[Web page and app entries]

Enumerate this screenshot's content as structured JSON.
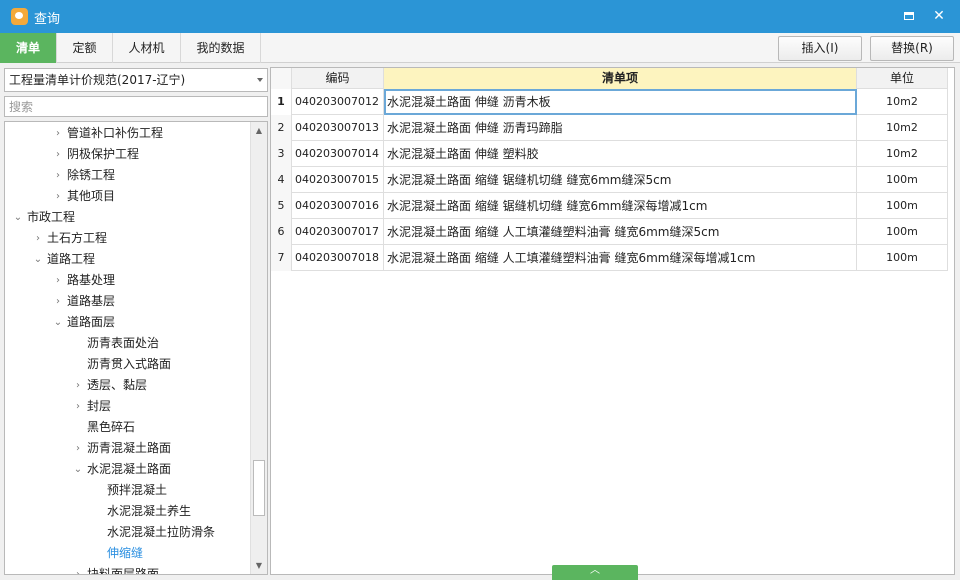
{
  "window": {
    "title": "查询",
    "minimize_label": "",
    "close_label": "✕"
  },
  "tabs": [
    {
      "label": "清单",
      "active": true
    },
    {
      "label": "定额",
      "active": false
    },
    {
      "label": "人材机",
      "active": false
    },
    {
      "label": "我的数据",
      "active": false
    }
  ],
  "toolbar": {
    "insert_label": "插入(I)",
    "replace_label": "替换(R)"
  },
  "left": {
    "standard_selected": "工程量清单计价规范(2017-辽宁)",
    "search_placeholder": "搜索",
    "tree": [
      {
        "label": "管道补口补伤工程",
        "level": 2,
        "toggle": "›"
      },
      {
        "label": "阴极保护工程",
        "level": 2,
        "toggle": "›"
      },
      {
        "label": "除锈工程",
        "level": 2,
        "toggle": "›"
      },
      {
        "label": "其他项目",
        "level": 2,
        "toggle": "›"
      },
      {
        "label": "市政工程",
        "level": 0,
        "toggle": "⌄"
      },
      {
        "label": "土石方工程",
        "level": 1,
        "toggle": "›"
      },
      {
        "label": "道路工程",
        "level": 1,
        "toggle": "⌄"
      },
      {
        "label": "路基处理",
        "level": 2,
        "toggle": "›"
      },
      {
        "label": "道路基层",
        "level": 2,
        "toggle": "›"
      },
      {
        "label": "道路面层",
        "level": 2,
        "toggle": "⌄"
      },
      {
        "label": "沥青表面处治",
        "level": 3,
        "toggle": ""
      },
      {
        "label": "沥青贯入式路面",
        "level": 3,
        "toggle": ""
      },
      {
        "label": "透层、黏层",
        "level": 3,
        "toggle": "›"
      },
      {
        "label": "封层",
        "level": 3,
        "toggle": "›"
      },
      {
        "label": "黑色碎石",
        "level": 3,
        "toggle": ""
      },
      {
        "label": "沥青混凝土路面",
        "level": 3,
        "toggle": "›"
      },
      {
        "label": "水泥混凝土路面",
        "level": 3,
        "toggle": "⌄"
      },
      {
        "label": "预拌混凝土",
        "level": 4,
        "toggle": ""
      },
      {
        "label": "水泥混凝土养生",
        "level": 4,
        "toggle": ""
      },
      {
        "label": "水泥混凝土拉防滑条",
        "level": 4,
        "toggle": ""
      },
      {
        "label": "伸缩缝",
        "level": 4,
        "toggle": "",
        "selected": true
      },
      {
        "label": "块料面层路面",
        "level": 3,
        "toggle": "›"
      }
    ]
  },
  "table": {
    "headers": {
      "code": "编码",
      "item": "清单项",
      "unit": "单位"
    },
    "rows": [
      {
        "no": "1",
        "code": "040203007012",
        "item": "水泥混凝土路面 伸缝 沥青木板",
        "unit": "10m2"
      },
      {
        "no": "2",
        "code": "040203007013",
        "item": "水泥混凝土路面 伸缝 沥青玛蹄脂",
        "unit": "10m2"
      },
      {
        "no": "3",
        "code": "040203007014",
        "item": "水泥混凝土路面 伸缝 塑料胶",
        "unit": "10m2"
      },
      {
        "no": "4",
        "code": "040203007015",
        "item": "水泥混凝土路面 缩缝 锯缝机切缝 缝宽6mm缝深5cm",
        "unit": "100m"
      },
      {
        "no": "5",
        "code": "040203007016",
        "item": "水泥混凝土路面 缩缝 锯缝机切缝 缝宽6mm缝深每增减1cm",
        "unit": "100m"
      },
      {
        "no": "6",
        "code": "040203007017",
        "item": "水泥混凝土路面 缩缝 人工填灌缝塑料油膏 缝宽6mm缝深5cm",
        "unit": "100m"
      },
      {
        "no": "7",
        "code": "040203007018",
        "item": "水泥混凝土路面 缩缝 人工填灌缝塑料油膏 缝宽6mm缝深每增减1cm",
        "unit": "100m"
      }
    ]
  },
  "colors": {
    "title_bar": "#2b95d6",
    "accent_green": "#5bb55f",
    "selected_text": "#2b8fe0",
    "header_highlight": "#fdf4bf"
  }
}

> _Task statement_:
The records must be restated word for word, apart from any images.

> _Solution_:
Enumerate this screenshot's content as structured JSON.
{
  "window": {
    "title": "查询",
    "minimize_label": "",
    "close_label": "✕"
  },
  "tabs": [
    {
      "label": "清单",
      "active": true
    },
    {
      "label": "定额",
      "active": false
    },
    {
      "label": "人材机",
      "active": false
    },
    {
      "label": "我的数据",
      "active": false
    }
  ],
  "toolbar": {
    "insert_label": "插入(I)",
    "replace_label": "替换(R)"
  },
  "left": {
    "standard_selected": "工程量清单计价规范(2017-辽宁)",
    "search_placeholder": "搜索",
    "tree": [
      {
        "label": "管道补口补伤工程",
        "level": 2,
        "toggle": "›"
      },
      {
        "label": "阴极保护工程",
        "level": 2,
        "toggle": "›"
      },
      {
        "label": "除锈工程",
        "level": 2,
        "toggle": "›"
      },
      {
        "label": "其他项目",
        "level": 2,
        "toggle": "›"
      },
      {
        "label": "市政工程",
        "level": 0,
        "toggle": "⌄"
      },
      {
        "label": "土石方工程",
        "level": 1,
        "toggle": "›"
      },
      {
        "label": "道路工程",
        "level": 1,
        "toggle": "⌄"
      },
      {
        "label": "路基处理",
        "level": 2,
        "toggle": "›"
      },
      {
        "label": "道路基层",
        "level": 2,
        "toggle": "›"
      },
      {
        "label": "道路面层",
        "level": 2,
        "toggle": "⌄"
      },
      {
        "label": "沥青表面处治",
        "level": 3,
        "toggle": ""
      },
      {
        "label": "沥青贯入式路面",
        "level": 3,
        "toggle": ""
      },
      {
        "label": "透层、黏层",
        "level": 3,
        "toggle": "›"
      },
      {
        "label": "封层",
        "level": 3,
        "toggle": "›"
      },
      {
        "label": "黑色碎石",
        "level": 3,
        "toggle": ""
      },
      {
        "label": "沥青混凝土路面",
        "level": 3,
        "toggle": "›"
      },
      {
        "label": "水泥混凝土路面",
        "level": 3,
        "toggle": "⌄"
      },
      {
        "label": "预拌混凝土",
        "level": 4,
        "toggle": ""
      },
      {
        "label": "水泥混凝土养生",
        "level": 4,
        "toggle": ""
      },
      {
        "label": "水泥混凝土拉防滑条",
        "level": 4,
        "toggle": ""
      },
      {
        "label": "伸缩缝",
        "level": 4,
        "toggle": "",
        "selected": true
      },
      {
        "label": "块料面层路面",
        "level": 3,
        "toggle": "›"
      }
    ]
  },
  "table": {
    "headers": {
      "code": "编码",
      "item": "清单项",
      "unit": "单位"
    },
    "rows": [
      {
        "no": "1",
        "code": "040203007012",
        "item": "水泥混凝土路面 伸缝 沥青木板",
        "unit": "10m2"
      },
      {
        "no": "2",
        "code": "040203007013",
        "item": "水泥混凝土路面 伸缝 沥青玛蹄脂",
        "unit": "10m2"
      },
      {
        "no": "3",
        "code": "040203007014",
        "item": "水泥混凝土路面 伸缝 塑料胶",
        "unit": "10m2"
      },
      {
        "no": "4",
        "code": "040203007015",
        "item": "水泥混凝土路面 缩缝 锯缝机切缝 缝宽6mm缝深5cm",
        "unit": "100m"
      },
      {
        "no": "5",
        "code": "040203007016",
        "item": "水泥混凝土路面 缩缝 锯缝机切缝 缝宽6mm缝深每增减1cm",
        "unit": "100m"
      },
      {
        "no": "6",
        "code": "040203007017",
        "item": "水泥混凝土路面 缩缝 人工填灌缝塑料油膏 缝宽6mm缝深5cm",
        "unit": "100m"
      },
      {
        "no": "7",
        "code": "040203007018",
        "item": "水泥混凝土路面 缩缝 人工填灌缝塑料油膏 缝宽6mm缝深每增减1cm",
        "unit": "100m"
      }
    ]
  },
  "colors": {
    "title_bar": "#2b95d6",
    "accent_green": "#5bb55f",
    "selected_text": "#2b8fe0",
    "header_highlight": "#fdf4bf"
  }
}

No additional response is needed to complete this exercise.